TASK OBJECTIVE:
A complete, exact copy of the data is the required answer.
** EXTRACTED INFORMATION follows **
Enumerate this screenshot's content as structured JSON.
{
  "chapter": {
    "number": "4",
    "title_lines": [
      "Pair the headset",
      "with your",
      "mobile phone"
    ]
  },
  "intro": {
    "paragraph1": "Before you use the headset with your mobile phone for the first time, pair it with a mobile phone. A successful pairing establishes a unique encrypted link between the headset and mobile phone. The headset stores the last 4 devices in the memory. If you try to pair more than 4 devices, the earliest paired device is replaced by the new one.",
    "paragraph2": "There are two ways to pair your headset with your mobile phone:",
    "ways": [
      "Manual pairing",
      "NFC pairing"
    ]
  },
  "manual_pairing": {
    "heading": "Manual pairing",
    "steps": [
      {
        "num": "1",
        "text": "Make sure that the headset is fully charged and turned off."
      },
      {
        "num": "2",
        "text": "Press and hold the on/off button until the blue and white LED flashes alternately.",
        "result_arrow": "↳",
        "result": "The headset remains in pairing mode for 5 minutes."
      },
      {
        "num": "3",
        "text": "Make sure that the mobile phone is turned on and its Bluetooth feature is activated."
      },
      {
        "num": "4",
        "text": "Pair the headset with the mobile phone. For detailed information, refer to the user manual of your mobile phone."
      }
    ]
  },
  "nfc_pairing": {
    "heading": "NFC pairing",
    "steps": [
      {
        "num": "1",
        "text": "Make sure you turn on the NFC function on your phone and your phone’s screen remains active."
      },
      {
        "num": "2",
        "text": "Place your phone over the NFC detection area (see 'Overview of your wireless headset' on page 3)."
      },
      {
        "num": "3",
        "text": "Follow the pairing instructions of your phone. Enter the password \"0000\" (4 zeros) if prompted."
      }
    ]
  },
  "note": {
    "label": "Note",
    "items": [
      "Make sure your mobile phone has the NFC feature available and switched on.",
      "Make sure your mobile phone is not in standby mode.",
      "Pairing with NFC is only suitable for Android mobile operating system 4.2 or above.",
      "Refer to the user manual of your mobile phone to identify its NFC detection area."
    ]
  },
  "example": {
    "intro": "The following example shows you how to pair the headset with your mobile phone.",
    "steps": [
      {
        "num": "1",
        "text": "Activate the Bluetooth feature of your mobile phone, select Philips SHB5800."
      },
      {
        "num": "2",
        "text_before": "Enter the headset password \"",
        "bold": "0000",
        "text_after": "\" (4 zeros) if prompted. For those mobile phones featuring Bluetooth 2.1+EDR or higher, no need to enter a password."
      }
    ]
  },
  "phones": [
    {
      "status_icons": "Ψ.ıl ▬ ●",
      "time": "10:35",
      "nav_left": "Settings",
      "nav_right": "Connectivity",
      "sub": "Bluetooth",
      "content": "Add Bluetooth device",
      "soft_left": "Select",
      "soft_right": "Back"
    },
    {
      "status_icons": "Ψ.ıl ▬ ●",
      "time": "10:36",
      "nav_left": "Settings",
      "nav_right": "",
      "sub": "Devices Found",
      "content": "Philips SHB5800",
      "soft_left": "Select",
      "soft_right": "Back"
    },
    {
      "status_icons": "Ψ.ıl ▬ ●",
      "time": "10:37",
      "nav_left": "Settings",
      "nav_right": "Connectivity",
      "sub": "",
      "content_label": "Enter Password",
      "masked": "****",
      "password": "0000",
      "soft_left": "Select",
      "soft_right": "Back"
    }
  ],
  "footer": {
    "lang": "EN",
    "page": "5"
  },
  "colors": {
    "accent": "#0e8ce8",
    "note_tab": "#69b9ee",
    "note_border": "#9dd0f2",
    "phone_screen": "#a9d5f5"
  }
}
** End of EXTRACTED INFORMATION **
REPLY TO THE TASK:
Enumerate this screenshot's content as structured JSON.
{
  "chapter": {
    "number": "4",
    "title_lines": [
      "Pair the headset",
      "with your",
      "mobile phone"
    ]
  },
  "intro": {
    "paragraph1": "Before you use the headset with your mobile phone for the first time, pair it with a mobile phone. A successful pairing establishes a unique encrypted link between the headset and mobile phone. The headset stores the last 4 devices in the memory. If you try to pair more than 4 devices, the earliest paired device is replaced by the new one.",
    "paragraph2": "There are two ways to pair your headset with your mobile phone:",
    "ways": [
      "Manual pairing",
      "NFC pairing"
    ]
  },
  "manual_pairing": {
    "heading": "Manual pairing",
    "steps": [
      {
        "num": "1",
        "text": "Make sure that the headset is fully charged and turned off."
      },
      {
        "num": "2",
        "text": "Press and hold the on/off button until the blue and white LED flashes alternately.",
        "result_arrow": "↳",
        "result": "The headset remains in pairing mode for 5 minutes."
      },
      {
        "num": "3",
        "text": "Make sure that the mobile phone is turned on and its Bluetooth feature is activated."
      },
      {
        "num": "4",
        "text": "Pair the headset with the mobile phone. For detailed information, refer to the user manual of your mobile phone."
      }
    ]
  },
  "nfc_pairing": {
    "heading": "NFC pairing",
    "steps": [
      {
        "num": "1",
        "text": "Make sure you turn on the NFC function on your phone and your phone’s screen remains active."
      },
      {
        "num": "2",
        "text": "Place your phone over the NFC detection area (see 'Overview of your wireless headset' on page 3)."
      },
      {
        "num": "3",
        "text": "Follow the pairing instructions of your phone. Enter the password \"0000\" (4 zeros) if prompted."
      }
    ]
  },
  "note": {
    "label": "Note",
    "items": [
      "Make sure your mobile phone has the NFC feature available and switched on.",
      "Make sure your mobile phone is not in standby mode.",
      "Pairing with NFC is only suitable for Android mobile operating system 4.2 or above.",
      "Refer to the user manual of your mobile phone to identify its NFC detection area."
    ]
  },
  "example": {
    "intro": "The following example shows you how to pair the headset with your mobile phone.",
    "steps": [
      {
        "num": "1",
        "text": "Activate the Bluetooth feature of your mobile phone, select Philips SHB5800."
      },
      {
        "num": "2",
        "text_before": "Enter the headset password \"",
        "bold": "0000",
        "text_after": "\" (4 zeros) if prompted. For those mobile phones featuring Bluetooth 2.1+EDR or higher, no need to enter a password."
      }
    ]
  },
  "phones": [
    {
      "status_icons": "Ψ.ıl ▬ ●",
      "time": "10:35",
      "nav_left": "Settings",
      "nav_right": "Connectivity",
      "sub": "Bluetooth",
      "content": "Add Bluetooth device",
      "soft_left": "Select",
      "soft_right": "Back"
    },
    {
      "status_icons": "Ψ.ıl ▬ ●",
      "time": "10:36",
      "nav_left": "Settings",
      "nav_right": "",
      "sub": "Devices Found",
      "content": "Philips SHB5800",
      "soft_left": "Select",
      "soft_right": "Back"
    },
    {
      "status_icons": "Ψ.ıl ▬ ●",
      "time": "10:37",
      "nav_left": "Settings",
      "nav_right": "Connectivity",
      "sub": "",
      "content_label": "Enter Password",
      "masked": "****",
      "password": "0000",
      "soft_left": "Select",
      "soft_right": "Back"
    }
  ],
  "footer": {
    "lang": "EN",
    "page": "5"
  },
  "colors": {
    "accent": "#0e8ce8",
    "note_tab": "#69b9ee",
    "note_border": "#9dd0f2",
    "phone_screen": "#a9d5f5"
  }
}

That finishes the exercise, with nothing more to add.